Records from a data source
-*-*-
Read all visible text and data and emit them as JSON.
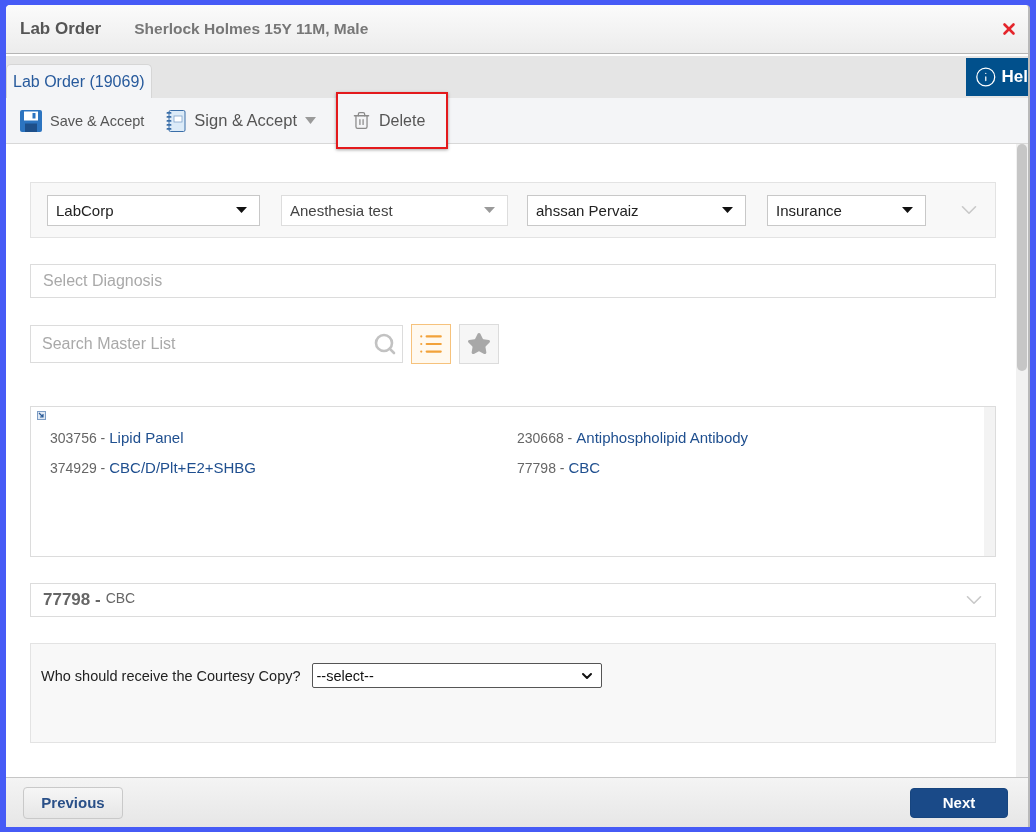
{
  "dialog": {
    "title": "Lab Order",
    "patient": "Sherlock Holmes 15Y 11M, Male"
  },
  "tabs": [
    {
      "label": "Lab Order (19069)",
      "selected": true
    }
  ],
  "help_button": {
    "label": "Hel"
  },
  "toolbar": [
    {
      "kind": "save",
      "label": "Save & Accept",
      "dropdown": false,
      "highlighted": false
    },
    {
      "kind": "sign",
      "label": "Sign & Accept",
      "dropdown": true,
      "highlighted": false
    },
    {
      "kind": "delete",
      "label": "Delete",
      "dropdown": false,
      "highlighted": true
    }
  ],
  "filters": [
    {
      "kind": "select",
      "value": "LabCorp"
    },
    {
      "kind": "combo",
      "value": "Anesthesia test"
    },
    {
      "kind": "select",
      "value": "ahssan Pervaiz"
    },
    {
      "kind": "select",
      "value": "Insurance"
    }
  ],
  "diagnosis": {
    "placeholder": "Select Diagnosis"
  },
  "master_search": {
    "placeholder": "Search Master List"
  },
  "view_buttons": [
    {
      "kind": "list",
      "selected": true
    },
    {
      "kind": "favorites",
      "selected": false
    }
  ],
  "selected_tests": [
    {
      "code": "303756 -",
      "name": "Lipid Panel"
    },
    {
      "code": "230668 -",
      "name": "Antiphospholipid Antibody"
    },
    {
      "code": "374929 -",
      "name": "CBC/D/Plt+E2+SHBG"
    },
    {
      "code": "77798 -",
      "name": "CBC"
    }
  ],
  "test_detail": {
    "code": "77798 -",
    "name": "CBC",
    "expanded": false
  },
  "courtesy_copy": {
    "label": "Who should receive the Courtesy Copy?",
    "value": "--select--"
  },
  "footer": {
    "previous": "Previous",
    "next": "Next"
  }
}
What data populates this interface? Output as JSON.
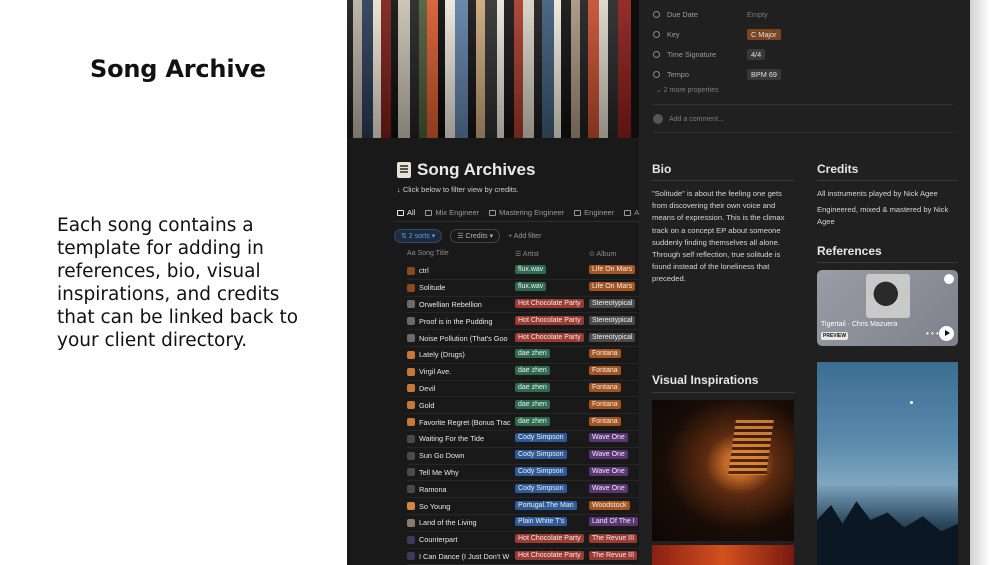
{
  "slide": {
    "title": "Song Archive",
    "description": "Each song contains a template for adding in references, bio, visual inspirations, and credits that can be linked back to your client directory."
  },
  "cover": {
    "spine_colors": [
      "#1a1a1a",
      "#b9b1a2",
      "#2a3b57",
      "#e9e2d0",
      "#7a1e18",
      "#0f0f0f",
      "#c9c2b2",
      "#222",
      "#4d5b3a",
      "#d85a2e",
      "#0b0b0b",
      "#ece7db",
      "#5f7fa6",
      "#141414",
      "#caa87a",
      "#2f2f2f",
      "#eae6dd",
      "#131313",
      "#a63a2b",
      "#d7d2c4",
      "#1c1c1c",
      "#3e5c7a",
      "#efe9da",
      "#101010",
      "#a89480",
      "#1e1e1e",
      "#c64d2f",
      "#dcd7ca",
      "#262626",
      "#8b1d1a"
    ]
  },
  "database": {
    "title": "Song Archives",
    "subtitle": "↓ Click below to filter view by credits.",
    "views": [
      "All",
      "Mix Engineer",
      "Mastering Engineer",
      "Engineer",
      "As"
    ],
    "sort_label": "⇅ 2 sorts ▾",
    "credits_filter": "☰ Credits ▾",
    "add_filter": "+ Add filter",
    "columns": {
      "title": "Aa Song Title",
      "artist": "☰ Artist",
      "album": "⊙ Album"
    },
    "rows": [
      {
        "title": "ctrl",
        "artist": "flux.wav",
        "album": "Life On Mars"
      },
      {
        "title": "Solitude",
        "artist": "flux.wav",
        "album": "Life On Mars"
      },
      {
        "title": "Orwellian Rebellion",
        "artist": "Hot Chocolate Party",
        "album": "Stereotypical"
      },
      {
        "title": "Proof is in the Pudding",
        "artist": "Hot Chocolate Party",
        "album": "Stereotypical"
      },
      {
        "title": "Noise Pollution (That's Goo",
        "artist": "Hot Chocolate Party",
        "album": "Stereotypical"
      },
      {
        "title": "Lately (Drugs)",
        "artist": "dae zhen",
        "album": "Fontana"
      },
      {
        "title": "Virgil Ave.",
        "artist": "dae zhen",
        "album": "Fontana"
      },
      {
        "title": "Devil",
        "artist": "dae zhen",
        "album": "Fontana"
      },
      {
        "title": "Gold",
        "artist": "dae zhen",
        "album": "Fontana"
      },
      {
        "title": "Favorite Regret (Bonus Trac",
        "artist": "dae zhen",
        "album": "Fontana"
      },
      {
        "title": "Waiting For the Tide",
        "artist": "Cody Simpson",
        "album": "Wave One"
      },
      {
        "title": "Sun Go Down",
        "artist": "Cody Simpson",
        "album": "Wave One"
      },
      {
        "title": "Tell Me Why",
        "artist": "Cody Simpson",
        "album": "Wave One"
      },
      {
        "title": "Ramona",
        "artist": "Cody Simpson",
        "album": "Wave One"
      },
      {
        "title": "So Young",
        "artist": "Portugal.The Man",
        "album": "Woodstock"
      },
      {
        "title": "Land of the Living",
        "artist": "Plain White T's",
        "album": "Land Of The I"
      },
      {
        "title": "Counterpart",
        "artist": "Hot Chocolate Party",
        "album": "The Revue III"
      },
      {
        "title": "I Can Dance (I Just Don't W",
        "artist": "Hot Chocolate Party",
        "album": "The Revue III"
      }
    ]
  },
  "colors": {
    "flux.wav": "#2d6a4f",
    "Hot Chocolate Party": "#9b3a30",
    "dae zhen": "#2d6a4f",
    "Cody Simpson": "#2f5a9a",
    "Portugal.The Man": "#2f5a9a",
    "Plain White T's": "#2f5a9a",
    "Life On Mars": "#a4541f",
    "Stereotypical": "#4a4a4a",
    "Fontana": "#a4541f",
    "Wave One": "#5b3575",
    "Woodstock": "#a4541f",
    "Land Of The I": "#5b3575",
    "The Revue III": "#9b3a30"
  },
  "row_icon_colors": [
    "#8a4a1f",
    "#8a4a1f",
    "#6a6a6a",
    "#6a6a6a",
    "#6a6a6a",
    "#c7773a",
    "#c7773a",
    "#c7773a",
    "#c7773a",
    "#c7773a",
    "#4a4a4a",
    "#4a4a4a",
    "#4a4a4a",
    "#4a4a4a",
    "#d08a3a",
    "#8a7a6a",
    "#3a3a5a",
    "#3a3a5a"
  ],
  "properties": [
    {
      "label": "Due Date",
      "value": "Empty",
      "style": "empty"
    },
    {
      "label": "Key",
      "value": "C Major",
      "style": "key"
    },
    {
      "label": "Time Signature",
      "value": "4/4",
      "style": "box"
    },
    {
      "label": "Tempo",
      "value": "BPM 69",
      "style": "box"
    }
  ],
  "more_properties": "⌄ 2 more properties",
  "comment_placeholder": "Add a comment...",
  "bio": {
    "heading": "Bio",
    "text": "\"Solitude\" is about the feeling one gets from discovering their own voice and means of expression. This is the climax track on a concept EP about someone suddenly finding themselves all alone. Through self reflection, true solitude is found instead of the loneliness that preceded."
  },
  "credits": {
    "heading": "Credits",
    "lines": [
      "All instruments played by Nick Agee",
      "Engineered, mixed & mastered by Nick Agee"
    ]
  },
  "references": {
    "heading": "References",
    "track": "Tigertail · Chris Mazuera",
    "badge": "PREVIEW",
    "more": "• • •"
  },
  "visual_inspirations": {
    "heading": "Visual Inspirations"
  },
  "help": "?"
}
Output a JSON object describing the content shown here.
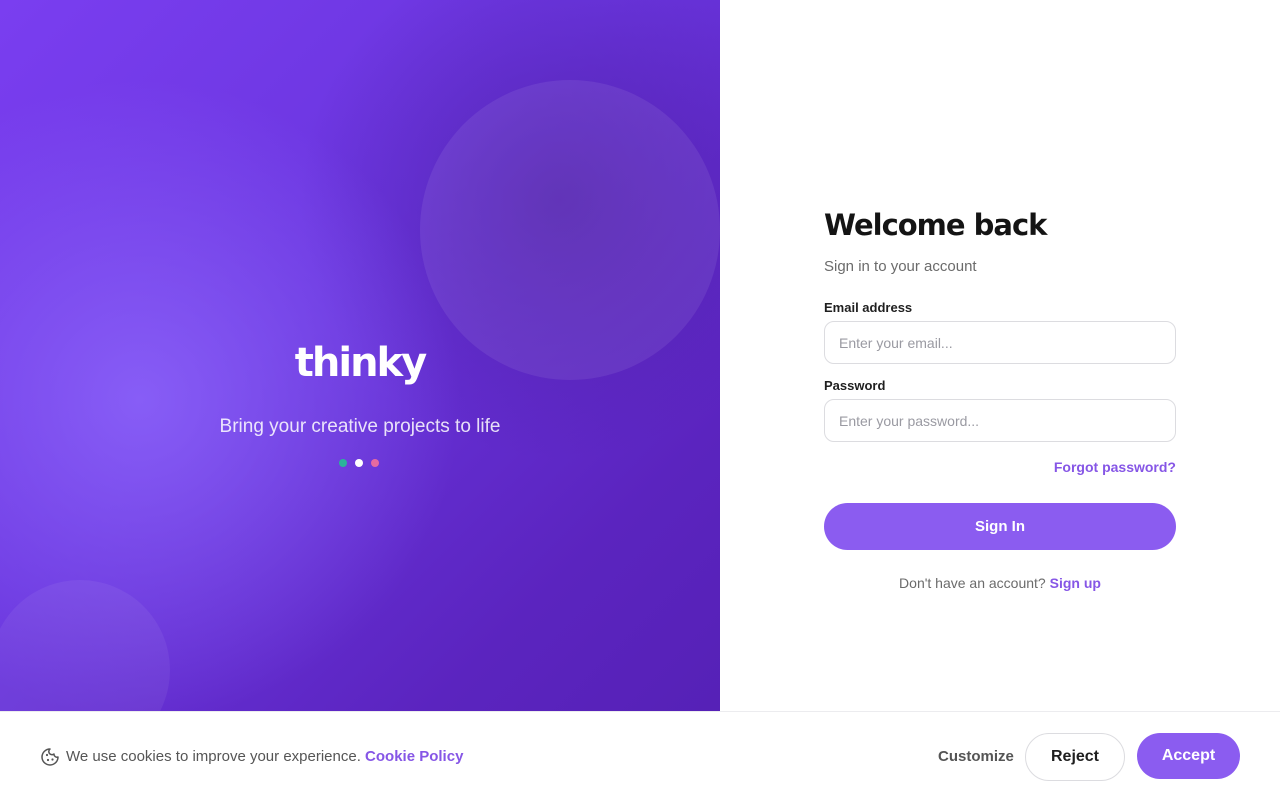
{
  "hero": {
    "brand": "thinky",
    "tagline": "Bring your creative projects to life",
    "dots": [
      {
        "color": "#2bb39a"
      },
      {
        "color": "#ffffff"
      },
      {
        "color": "#e66aa0"
      }
    ]
  },
  "auth": {
    "title": "Welcome back",
    "subtitle": "Sign in to your account",
    "email_label": "Email address",
    "email_placeholder": "Enter your email...",
    "email_value": "",
    "password_label": "Password",
    "password_placeholder": "Enter your password...",
    "password_value": "",
    "forgot_link": "Forgot password?",
    "signin_button": "Sign In",
    "signup_prompt": "Don't have an account?",
    "signup_link": "Sign up"
  },
  "cookie": {
    "icon": "cookie-icon",
    "message": "We use cookies to improve your experience.",
    "policy_link": "Cookie Policy",
    "customize": "Customize",
    "reject": "Reject",
    "accept": "Accept"
  },
  "colors": {
    "accent": "#8b5cf0",
    "link": "#8656e6",
    "hero_gradient_start": "#7a3ef0",
    "hero_gradient_end": "#5420b4"
  }
}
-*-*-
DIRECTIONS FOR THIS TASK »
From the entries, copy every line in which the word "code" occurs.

ANSWER »
      "code": "303756 -",
      "code": "230668 -",
      "code": "374929 -",
      "code": "77798 -",
    "code": "77798 -",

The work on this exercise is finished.